◆ Working data

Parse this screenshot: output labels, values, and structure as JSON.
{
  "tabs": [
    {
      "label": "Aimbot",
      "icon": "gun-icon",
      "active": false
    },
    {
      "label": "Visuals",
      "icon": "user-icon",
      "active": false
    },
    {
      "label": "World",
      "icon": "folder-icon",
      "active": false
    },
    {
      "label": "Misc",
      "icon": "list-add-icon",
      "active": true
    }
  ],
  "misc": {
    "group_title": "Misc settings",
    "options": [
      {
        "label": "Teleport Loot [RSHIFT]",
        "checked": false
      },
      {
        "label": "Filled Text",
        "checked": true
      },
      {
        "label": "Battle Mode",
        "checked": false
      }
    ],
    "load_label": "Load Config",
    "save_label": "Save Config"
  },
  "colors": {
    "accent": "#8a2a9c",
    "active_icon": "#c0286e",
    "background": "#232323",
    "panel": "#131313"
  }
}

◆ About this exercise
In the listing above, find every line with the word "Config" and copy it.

◆ Solution for this exercise
    "load_label": "Load Config",
    "save_label": "Save Config"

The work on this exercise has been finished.